The Memorial Art Gallery is also a community resource. Its Creative Workshop today has 3,500 students, one of the largest museum art schools in the country.

The University's contributions to cultural life in Rochester extend beyond the Eastman School of Music and the Memorial Art Gallery. The River Campus also plays a vital role. Particularly significant have been frequent events open to the public at the Strong Auditorium such as our annual Martin Luther King, Jr. lecture, which this year featured the Reverend Jesse Jackson, and ongoing programs such as the Plutzik Reading Series, which during the past four decades has presented over 250 writers, including Nobel laureate J.M. Coetzee and United States Poet Laureate Rita Dove.


Two themes ultimately emerge from our first 157 years together.

First, the University has and will continue to grow, and our growth will be in Rochester.
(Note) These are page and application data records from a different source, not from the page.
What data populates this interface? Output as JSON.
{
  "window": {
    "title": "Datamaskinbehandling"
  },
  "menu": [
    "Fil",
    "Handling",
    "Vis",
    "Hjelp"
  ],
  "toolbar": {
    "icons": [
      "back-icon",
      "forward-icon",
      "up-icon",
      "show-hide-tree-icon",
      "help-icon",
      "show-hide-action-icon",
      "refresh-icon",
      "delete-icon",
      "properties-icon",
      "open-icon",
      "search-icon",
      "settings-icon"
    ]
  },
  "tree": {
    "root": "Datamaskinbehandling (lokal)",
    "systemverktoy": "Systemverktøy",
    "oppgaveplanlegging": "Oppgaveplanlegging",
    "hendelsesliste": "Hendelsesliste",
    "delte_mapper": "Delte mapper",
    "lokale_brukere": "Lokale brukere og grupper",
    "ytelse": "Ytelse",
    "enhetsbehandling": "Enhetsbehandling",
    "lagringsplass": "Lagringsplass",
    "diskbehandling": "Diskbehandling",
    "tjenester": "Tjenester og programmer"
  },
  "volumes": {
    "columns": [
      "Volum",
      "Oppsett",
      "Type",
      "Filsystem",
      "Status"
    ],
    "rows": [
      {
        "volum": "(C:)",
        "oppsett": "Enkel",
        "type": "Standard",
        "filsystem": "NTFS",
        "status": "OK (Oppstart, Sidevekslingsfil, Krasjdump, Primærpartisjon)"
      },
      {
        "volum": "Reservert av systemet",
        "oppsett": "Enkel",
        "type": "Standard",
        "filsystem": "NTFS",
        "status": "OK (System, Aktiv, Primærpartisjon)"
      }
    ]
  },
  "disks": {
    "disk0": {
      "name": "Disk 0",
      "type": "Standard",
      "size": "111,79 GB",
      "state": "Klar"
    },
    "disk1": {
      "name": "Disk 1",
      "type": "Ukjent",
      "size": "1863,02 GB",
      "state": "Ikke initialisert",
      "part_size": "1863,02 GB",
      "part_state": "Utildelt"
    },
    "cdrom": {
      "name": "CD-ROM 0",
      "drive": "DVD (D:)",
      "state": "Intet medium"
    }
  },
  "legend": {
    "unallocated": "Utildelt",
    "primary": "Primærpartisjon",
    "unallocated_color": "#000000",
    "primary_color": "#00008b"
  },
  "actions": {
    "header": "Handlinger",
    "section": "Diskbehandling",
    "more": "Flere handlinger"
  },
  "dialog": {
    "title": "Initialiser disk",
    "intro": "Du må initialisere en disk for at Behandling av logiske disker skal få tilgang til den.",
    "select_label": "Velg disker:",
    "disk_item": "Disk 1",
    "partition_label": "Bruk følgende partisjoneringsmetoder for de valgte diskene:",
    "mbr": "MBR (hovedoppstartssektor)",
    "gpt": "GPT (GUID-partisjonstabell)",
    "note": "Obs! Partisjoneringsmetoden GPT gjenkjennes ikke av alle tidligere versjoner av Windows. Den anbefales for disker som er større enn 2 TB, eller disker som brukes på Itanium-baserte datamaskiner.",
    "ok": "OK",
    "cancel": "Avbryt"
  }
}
The pace of this growth is inspiring. In 1900 we were a university with approximately 200 students, none of whom were women. Now we are a university with over 8,800 students, approximately half of whom are women. A useful way to measure the pace of change is by focusing on the square footage of University buildings. In 1930, largely after the enormous expansion associated with the creation of the River Campus, the Eastman School of Music, and the Medical campus, there were approximately 2 million square feet of facilities at the University of Rochester. By 1950, this total had grown to 3 million square feet. In the next six decades, the University has added 8 million more square feet and now directly owns 158 buildings with additional lease arrangements just shy of another three quarters of a million square feet of property.

Second, what is particularly striking about the nature of the University's relationship to the community is its breadth and cultural richness. When the Places Rated Almanac recently voted Rochester as number six among the best places to live in the United States, they were in part recognizing a metropolitan area with an outstanding university and college community, cultural resources including Eastman Theatre and the Memorial Art Gallery, and first rate health care.

For the greater Rochester community, the fundamental challenges remain economic development and job creation. There are no simple or rapid answers. But the University of Rochester is playing and intends to play a vital role in our evolving future. For many communities, research universities have become the pivotal economic actors. In Los Angeles, for example, the University of Southern California is now the largest employer; in St. Louis, it is Washington University; for the entire state of Maryland, Johns Hopkins plays this role. These research universities, like the University of Rochester, produce new knowledge through research; generate spinoffs and royalty income; provide the highest quality health care; and educate students in a wide array of fields from the humanities and social sciences to life sciences and engineering to education and business in ways that allow their home cities to compete in the global knowledge economy while enriching these communities through arts and culture.

Our challenge at this University is to accelerate our progress. We look forward to working with our partners in all levels of government, the business community, and our neighbors to help build a greater Rochester. If universities were ever like cities on a hill, separate and apart from their surrounding communities, those days are long over. We are part of the greater Rochester community. And we are proud to be part of this wonderful community.